Foreign exchange students’ experiences in Palo Alto


Palo Alto High School seniors Celine Boissy (left) and Eleonora Susi (right) are exchange students who have moved to Palo Alto for their final year of high school. “I’m glad that there were other exchange students [at Paly],” says Susi. “If you come in senior year, it’s difficult to get really close friendships. People are friendly, but … [they] have already have their group of friends.”

Megan Chai

“What I was most surprised to miss was the music in Guatemala,” says Palo Alto High School senior Celine Boissy, an exchange student. “When you’re walking up the street, there’s that salsa dancing music … it’s kind of weird to go out here [in Palo Alto] and not have that liveliness and energy.”

But senior Eleonora Susi, an exchange student from Italy, says that appreciates the quiet environment of Palo Alto, which differs from the lifestyle she had living in a big city.

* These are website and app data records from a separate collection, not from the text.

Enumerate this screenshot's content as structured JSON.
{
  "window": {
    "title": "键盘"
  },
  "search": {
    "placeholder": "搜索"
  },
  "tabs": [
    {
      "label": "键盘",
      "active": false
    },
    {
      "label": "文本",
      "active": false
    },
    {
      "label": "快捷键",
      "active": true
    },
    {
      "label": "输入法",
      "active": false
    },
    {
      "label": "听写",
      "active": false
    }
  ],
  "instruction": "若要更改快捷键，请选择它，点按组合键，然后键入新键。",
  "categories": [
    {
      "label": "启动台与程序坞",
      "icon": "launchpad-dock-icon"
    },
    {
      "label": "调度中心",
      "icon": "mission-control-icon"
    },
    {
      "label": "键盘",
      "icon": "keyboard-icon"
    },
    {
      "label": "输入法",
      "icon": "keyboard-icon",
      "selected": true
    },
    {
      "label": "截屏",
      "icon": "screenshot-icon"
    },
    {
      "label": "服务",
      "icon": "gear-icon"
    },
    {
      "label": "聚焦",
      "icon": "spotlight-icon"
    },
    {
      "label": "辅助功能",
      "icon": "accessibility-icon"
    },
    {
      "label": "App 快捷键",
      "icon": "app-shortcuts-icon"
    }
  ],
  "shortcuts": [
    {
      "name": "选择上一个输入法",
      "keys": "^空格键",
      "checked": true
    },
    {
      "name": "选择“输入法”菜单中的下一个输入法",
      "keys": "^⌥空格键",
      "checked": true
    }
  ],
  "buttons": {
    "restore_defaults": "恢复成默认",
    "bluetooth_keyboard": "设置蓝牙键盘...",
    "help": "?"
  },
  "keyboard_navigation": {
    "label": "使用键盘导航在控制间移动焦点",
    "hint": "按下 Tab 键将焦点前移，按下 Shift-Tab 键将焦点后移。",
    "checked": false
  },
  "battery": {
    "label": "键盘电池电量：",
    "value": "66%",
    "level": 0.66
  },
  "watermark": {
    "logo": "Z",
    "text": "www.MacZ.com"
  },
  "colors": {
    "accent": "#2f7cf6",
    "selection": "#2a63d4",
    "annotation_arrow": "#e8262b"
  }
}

Boissy and Susi are close friends who met each other living as exchange students this school year. Although Boissy and Susi are both attending Paly, they come from very different backgrounds — one from the mountainous terrain of Guatemala, another from the bustling urban landscape of Italy — and in turn have encountered very different experiences.

In Guatemala, high school officially ends in 11th grade. Although the international school Boissy attended offered 12th grade, there would have been only two other students in her class. Now, residing in a busy suburban town in America without the company of her parents is a stark contrast to the familiarity of Boissy’s hometown in rural Guatemala.

“I grew up on a lake where the only way you could get to my house was by a boat,” says Boissy. “I loved the sounds of the crickets in nature.”

For Susi, going abroad for her fourth year of high school was always a dream, but living in Palo Alto also meant adjusting to an unfamiliar culture.

“There are some habits that Americans have … it’s so silly, but like having dinner at six,” Susi says. “It’s … crazy. In Europe, or in Italy at least, we have dinner at 9:30 p.m., we finish at 10:30 p.m. and then we study and go to bed at midnight.”

Despite having to become accustomed to a new lifestyle in Palo Alto, Susi has enjoyed her school experience at Paly. From the excitement of Spirit Week to the support she has received from teachers and peers, these new opportunities have allowed her to challenge herself at Paly.

“I learned to be doing many things on my own …  to be completely independent,” says Susi. “At my old school, there were no community service or clubs. I learned to deal with many things on my own … [even though] I was a shy person.”

The competitive academic environment at Paly did not dissuade Boissy from facing difficult endeavors. Coming from a school of just 60 students, Boissy says that attending Paly, which has over 2,000 students, has taught her to be more aware of her peers.

“The one I learned most is how to be humble … not in the sense of being humble of what you own, but more of being humble with those surrounding you,” says Boissy.

People even discouraged Boissy from moving to Palo Alto, fearing that it would be too competitive and would ruin her chances of attending a good college.

Ultimately, these foreign adventures in Palo Alto have translated into important learning experiences for both Susi and Boissy.

“The lesson I learned that coming here and being able to succeed in advance the way I wanted was that you shouldn’t listen to people and what they say,” says Boissy. “A lot of people can discourage you from achieving your dreams … but if you focus and really believe in yourself, you can really do it.”